» **REQUIRED ACTION**
How many lines of the data include the string "this"? State the number and nothing else.

» **DATA PROVIDED**
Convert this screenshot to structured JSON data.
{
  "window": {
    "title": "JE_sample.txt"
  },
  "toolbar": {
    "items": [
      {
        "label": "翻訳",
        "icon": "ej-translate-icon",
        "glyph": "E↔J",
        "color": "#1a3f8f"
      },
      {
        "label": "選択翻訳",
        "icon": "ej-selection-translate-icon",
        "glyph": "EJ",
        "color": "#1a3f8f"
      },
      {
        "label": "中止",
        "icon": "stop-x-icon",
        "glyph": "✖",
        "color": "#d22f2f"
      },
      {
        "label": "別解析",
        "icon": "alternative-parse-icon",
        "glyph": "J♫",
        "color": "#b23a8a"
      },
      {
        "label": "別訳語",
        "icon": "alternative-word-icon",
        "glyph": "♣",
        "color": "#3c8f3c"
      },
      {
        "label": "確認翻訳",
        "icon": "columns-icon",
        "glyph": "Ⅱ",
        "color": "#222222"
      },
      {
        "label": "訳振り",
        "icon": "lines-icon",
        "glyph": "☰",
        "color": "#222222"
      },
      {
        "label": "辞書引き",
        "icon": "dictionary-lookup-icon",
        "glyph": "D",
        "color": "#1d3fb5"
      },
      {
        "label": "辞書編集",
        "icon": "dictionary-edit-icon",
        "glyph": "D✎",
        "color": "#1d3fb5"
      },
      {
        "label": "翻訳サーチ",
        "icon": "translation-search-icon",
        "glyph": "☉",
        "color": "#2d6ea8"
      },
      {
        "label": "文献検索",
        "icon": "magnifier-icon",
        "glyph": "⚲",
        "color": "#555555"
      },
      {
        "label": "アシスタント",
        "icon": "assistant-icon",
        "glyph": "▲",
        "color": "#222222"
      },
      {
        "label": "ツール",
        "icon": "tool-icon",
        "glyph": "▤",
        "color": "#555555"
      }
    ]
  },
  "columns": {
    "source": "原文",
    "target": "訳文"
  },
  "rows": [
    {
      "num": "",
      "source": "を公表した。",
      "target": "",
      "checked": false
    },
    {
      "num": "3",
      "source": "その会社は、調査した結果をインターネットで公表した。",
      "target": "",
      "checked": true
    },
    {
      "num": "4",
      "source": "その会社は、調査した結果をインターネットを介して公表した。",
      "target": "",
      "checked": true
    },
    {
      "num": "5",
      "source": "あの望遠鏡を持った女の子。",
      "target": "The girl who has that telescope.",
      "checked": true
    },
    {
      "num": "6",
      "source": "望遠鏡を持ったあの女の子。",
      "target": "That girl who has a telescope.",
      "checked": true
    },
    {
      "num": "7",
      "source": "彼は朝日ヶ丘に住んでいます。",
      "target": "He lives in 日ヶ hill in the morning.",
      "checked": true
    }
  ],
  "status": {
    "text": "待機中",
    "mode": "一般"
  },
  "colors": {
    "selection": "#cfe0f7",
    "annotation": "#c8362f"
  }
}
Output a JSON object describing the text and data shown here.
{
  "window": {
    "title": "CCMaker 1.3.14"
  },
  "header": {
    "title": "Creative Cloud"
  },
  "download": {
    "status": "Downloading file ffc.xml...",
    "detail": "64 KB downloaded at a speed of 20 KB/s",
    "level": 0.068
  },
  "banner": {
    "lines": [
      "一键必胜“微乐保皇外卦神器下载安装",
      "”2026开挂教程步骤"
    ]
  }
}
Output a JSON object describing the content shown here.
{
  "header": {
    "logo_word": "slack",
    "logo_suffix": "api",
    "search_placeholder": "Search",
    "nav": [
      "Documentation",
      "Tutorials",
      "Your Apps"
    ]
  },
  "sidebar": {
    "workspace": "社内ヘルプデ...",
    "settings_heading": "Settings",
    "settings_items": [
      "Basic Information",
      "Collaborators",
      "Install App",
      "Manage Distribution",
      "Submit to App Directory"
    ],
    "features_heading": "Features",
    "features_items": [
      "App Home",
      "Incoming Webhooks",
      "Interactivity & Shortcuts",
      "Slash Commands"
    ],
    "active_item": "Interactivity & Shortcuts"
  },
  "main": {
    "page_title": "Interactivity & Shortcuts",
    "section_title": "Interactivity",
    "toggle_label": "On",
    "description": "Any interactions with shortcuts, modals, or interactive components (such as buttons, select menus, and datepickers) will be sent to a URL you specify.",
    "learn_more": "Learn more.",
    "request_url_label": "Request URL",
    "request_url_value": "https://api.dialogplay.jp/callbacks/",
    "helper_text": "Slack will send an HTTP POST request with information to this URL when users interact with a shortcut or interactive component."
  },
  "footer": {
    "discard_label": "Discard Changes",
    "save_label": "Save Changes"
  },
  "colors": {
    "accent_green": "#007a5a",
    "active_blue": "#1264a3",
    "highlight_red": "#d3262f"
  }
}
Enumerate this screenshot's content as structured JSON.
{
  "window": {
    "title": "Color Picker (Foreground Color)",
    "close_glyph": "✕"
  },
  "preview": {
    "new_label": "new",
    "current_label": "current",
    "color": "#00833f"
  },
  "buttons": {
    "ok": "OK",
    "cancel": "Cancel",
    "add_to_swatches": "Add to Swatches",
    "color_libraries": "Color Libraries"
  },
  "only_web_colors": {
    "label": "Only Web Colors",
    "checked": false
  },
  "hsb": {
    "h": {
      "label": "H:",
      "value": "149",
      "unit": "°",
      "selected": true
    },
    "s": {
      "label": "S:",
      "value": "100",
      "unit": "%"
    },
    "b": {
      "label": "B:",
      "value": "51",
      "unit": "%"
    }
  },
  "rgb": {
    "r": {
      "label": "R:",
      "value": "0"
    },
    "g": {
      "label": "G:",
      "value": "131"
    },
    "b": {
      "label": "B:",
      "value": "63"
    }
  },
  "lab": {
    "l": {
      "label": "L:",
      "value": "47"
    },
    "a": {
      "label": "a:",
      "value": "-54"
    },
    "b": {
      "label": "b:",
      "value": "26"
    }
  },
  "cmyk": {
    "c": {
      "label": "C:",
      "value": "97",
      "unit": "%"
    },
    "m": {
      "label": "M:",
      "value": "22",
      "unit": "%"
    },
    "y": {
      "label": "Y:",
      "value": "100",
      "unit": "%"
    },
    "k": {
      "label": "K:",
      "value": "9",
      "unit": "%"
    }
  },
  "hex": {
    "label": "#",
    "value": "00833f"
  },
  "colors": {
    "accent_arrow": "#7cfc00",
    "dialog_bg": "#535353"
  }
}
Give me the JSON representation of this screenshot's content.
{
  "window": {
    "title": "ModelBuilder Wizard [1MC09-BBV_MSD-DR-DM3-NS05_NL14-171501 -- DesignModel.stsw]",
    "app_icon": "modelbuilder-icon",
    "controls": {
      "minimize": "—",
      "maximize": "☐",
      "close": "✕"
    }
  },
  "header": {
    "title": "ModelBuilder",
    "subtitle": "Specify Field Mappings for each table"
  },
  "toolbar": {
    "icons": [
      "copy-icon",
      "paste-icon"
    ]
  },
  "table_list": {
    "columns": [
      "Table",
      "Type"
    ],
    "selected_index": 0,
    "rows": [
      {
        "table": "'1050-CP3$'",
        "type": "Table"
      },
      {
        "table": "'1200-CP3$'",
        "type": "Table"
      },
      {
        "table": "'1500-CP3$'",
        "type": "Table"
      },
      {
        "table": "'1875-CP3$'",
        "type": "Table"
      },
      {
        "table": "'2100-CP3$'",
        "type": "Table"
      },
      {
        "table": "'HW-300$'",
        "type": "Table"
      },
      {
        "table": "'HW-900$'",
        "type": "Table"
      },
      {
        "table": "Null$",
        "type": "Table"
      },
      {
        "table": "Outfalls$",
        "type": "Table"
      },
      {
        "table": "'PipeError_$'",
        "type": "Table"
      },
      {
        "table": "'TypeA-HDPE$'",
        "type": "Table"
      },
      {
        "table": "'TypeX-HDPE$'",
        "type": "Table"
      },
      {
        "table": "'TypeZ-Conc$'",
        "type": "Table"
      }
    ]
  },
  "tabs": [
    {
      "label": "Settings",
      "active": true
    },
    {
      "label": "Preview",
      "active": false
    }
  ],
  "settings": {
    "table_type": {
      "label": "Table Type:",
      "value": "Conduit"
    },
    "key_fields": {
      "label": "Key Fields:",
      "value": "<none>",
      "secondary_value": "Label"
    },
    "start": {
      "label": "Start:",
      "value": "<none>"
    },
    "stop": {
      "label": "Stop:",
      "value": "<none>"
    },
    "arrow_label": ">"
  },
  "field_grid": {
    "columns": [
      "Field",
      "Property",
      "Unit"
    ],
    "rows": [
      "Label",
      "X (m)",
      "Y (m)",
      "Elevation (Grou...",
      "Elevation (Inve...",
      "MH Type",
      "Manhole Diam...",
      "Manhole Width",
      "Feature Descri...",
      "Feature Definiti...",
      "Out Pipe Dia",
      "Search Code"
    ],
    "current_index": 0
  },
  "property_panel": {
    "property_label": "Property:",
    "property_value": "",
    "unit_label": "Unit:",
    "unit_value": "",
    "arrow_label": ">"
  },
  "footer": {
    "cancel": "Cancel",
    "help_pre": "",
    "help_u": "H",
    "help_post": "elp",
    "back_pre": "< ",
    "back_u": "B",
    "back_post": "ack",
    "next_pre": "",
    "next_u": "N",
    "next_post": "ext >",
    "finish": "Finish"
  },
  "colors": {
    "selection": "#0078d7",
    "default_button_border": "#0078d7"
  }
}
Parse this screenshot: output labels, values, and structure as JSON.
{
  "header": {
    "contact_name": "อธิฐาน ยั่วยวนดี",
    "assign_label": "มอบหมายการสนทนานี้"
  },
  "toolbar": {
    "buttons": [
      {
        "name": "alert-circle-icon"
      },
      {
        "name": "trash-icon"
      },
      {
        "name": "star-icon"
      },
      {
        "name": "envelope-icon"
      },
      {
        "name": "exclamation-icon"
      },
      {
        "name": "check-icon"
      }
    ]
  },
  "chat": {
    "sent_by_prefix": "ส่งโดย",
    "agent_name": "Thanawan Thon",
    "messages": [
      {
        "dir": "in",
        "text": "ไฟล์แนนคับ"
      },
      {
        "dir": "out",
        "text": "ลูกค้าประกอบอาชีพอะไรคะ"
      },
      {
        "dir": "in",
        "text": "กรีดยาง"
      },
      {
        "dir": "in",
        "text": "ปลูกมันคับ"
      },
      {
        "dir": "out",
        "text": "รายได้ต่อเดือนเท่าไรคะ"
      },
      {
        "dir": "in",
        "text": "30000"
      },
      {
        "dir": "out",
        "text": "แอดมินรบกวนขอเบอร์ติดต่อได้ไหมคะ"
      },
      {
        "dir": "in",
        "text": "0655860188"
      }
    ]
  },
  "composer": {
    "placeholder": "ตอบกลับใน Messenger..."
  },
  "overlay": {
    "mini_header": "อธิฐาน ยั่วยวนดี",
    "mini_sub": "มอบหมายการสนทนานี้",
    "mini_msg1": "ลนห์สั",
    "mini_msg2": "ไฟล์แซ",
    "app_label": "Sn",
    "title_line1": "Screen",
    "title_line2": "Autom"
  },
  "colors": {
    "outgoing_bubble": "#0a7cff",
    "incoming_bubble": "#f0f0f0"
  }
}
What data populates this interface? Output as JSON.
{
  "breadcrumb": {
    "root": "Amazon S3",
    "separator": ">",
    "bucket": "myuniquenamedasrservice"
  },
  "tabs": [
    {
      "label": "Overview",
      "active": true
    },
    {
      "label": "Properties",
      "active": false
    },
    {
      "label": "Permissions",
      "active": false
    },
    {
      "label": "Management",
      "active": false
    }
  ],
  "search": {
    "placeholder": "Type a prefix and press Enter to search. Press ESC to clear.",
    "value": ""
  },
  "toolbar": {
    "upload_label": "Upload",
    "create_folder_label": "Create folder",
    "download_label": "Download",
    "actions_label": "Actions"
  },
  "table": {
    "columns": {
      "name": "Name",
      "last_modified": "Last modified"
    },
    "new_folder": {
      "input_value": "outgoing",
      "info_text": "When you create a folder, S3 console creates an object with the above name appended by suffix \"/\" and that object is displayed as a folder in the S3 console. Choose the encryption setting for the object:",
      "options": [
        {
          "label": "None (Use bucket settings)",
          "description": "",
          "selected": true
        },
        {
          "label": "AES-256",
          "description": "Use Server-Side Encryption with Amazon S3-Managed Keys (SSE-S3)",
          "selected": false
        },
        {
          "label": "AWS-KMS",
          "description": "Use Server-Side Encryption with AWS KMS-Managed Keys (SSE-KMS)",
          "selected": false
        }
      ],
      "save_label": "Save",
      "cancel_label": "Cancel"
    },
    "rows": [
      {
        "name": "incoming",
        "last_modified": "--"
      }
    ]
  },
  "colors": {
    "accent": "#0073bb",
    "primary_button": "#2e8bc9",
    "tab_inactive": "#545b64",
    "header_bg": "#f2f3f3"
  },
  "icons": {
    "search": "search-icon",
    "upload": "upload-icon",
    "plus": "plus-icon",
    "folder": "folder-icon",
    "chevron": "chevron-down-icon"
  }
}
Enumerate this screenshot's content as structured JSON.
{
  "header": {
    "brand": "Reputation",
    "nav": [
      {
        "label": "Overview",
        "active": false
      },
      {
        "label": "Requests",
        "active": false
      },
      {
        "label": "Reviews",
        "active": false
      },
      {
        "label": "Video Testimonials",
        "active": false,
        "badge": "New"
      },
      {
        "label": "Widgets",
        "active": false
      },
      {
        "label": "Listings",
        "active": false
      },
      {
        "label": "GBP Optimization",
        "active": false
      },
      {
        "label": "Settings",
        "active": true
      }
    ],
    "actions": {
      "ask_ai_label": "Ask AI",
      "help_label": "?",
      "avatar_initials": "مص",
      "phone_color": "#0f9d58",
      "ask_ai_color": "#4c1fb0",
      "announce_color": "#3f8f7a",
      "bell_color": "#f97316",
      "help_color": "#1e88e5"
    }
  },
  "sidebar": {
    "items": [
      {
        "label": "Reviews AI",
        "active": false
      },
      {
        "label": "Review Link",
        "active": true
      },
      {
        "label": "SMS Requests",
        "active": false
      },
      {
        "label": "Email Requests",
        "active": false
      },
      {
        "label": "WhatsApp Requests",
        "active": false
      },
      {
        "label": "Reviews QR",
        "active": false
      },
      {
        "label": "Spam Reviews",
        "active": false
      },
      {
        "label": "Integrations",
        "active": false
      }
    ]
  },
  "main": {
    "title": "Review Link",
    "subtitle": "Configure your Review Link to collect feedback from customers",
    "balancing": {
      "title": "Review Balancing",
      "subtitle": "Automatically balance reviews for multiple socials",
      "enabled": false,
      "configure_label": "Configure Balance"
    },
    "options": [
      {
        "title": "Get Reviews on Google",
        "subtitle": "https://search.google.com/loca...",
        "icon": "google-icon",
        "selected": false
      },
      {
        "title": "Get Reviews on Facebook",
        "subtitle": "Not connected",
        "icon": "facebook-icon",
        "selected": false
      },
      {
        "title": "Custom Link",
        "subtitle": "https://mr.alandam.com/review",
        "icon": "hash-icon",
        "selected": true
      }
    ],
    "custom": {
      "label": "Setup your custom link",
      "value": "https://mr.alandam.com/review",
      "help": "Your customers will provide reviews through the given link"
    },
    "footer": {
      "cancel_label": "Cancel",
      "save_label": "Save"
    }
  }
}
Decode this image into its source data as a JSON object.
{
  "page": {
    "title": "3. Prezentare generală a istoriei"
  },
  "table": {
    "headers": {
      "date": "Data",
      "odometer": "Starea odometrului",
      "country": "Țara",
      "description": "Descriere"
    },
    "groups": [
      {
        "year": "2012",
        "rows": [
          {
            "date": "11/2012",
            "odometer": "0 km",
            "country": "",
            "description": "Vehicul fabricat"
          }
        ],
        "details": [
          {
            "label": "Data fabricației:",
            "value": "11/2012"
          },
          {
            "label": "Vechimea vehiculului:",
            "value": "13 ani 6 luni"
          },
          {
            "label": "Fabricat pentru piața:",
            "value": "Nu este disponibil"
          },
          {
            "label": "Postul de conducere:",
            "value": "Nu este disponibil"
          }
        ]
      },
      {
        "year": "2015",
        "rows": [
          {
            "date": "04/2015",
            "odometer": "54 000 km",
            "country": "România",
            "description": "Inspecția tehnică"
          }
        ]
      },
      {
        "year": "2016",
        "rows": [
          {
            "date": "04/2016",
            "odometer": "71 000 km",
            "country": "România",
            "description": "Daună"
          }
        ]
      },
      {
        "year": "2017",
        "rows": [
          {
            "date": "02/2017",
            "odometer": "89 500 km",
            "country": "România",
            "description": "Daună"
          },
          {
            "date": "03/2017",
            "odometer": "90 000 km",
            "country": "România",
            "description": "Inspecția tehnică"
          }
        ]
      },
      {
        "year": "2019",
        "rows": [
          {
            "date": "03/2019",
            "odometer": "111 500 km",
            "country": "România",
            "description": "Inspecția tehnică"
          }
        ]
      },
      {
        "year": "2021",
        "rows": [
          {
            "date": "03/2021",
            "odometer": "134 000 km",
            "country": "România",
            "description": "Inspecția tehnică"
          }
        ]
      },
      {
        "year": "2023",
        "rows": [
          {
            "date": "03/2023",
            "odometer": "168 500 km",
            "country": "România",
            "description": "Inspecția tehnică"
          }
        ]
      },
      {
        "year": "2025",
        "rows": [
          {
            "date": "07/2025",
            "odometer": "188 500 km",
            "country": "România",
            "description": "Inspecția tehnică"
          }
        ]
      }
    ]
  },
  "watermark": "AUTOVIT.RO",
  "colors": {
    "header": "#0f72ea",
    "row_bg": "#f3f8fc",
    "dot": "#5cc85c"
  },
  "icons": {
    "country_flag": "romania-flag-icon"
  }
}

» **SOLVED PROBLEM**
8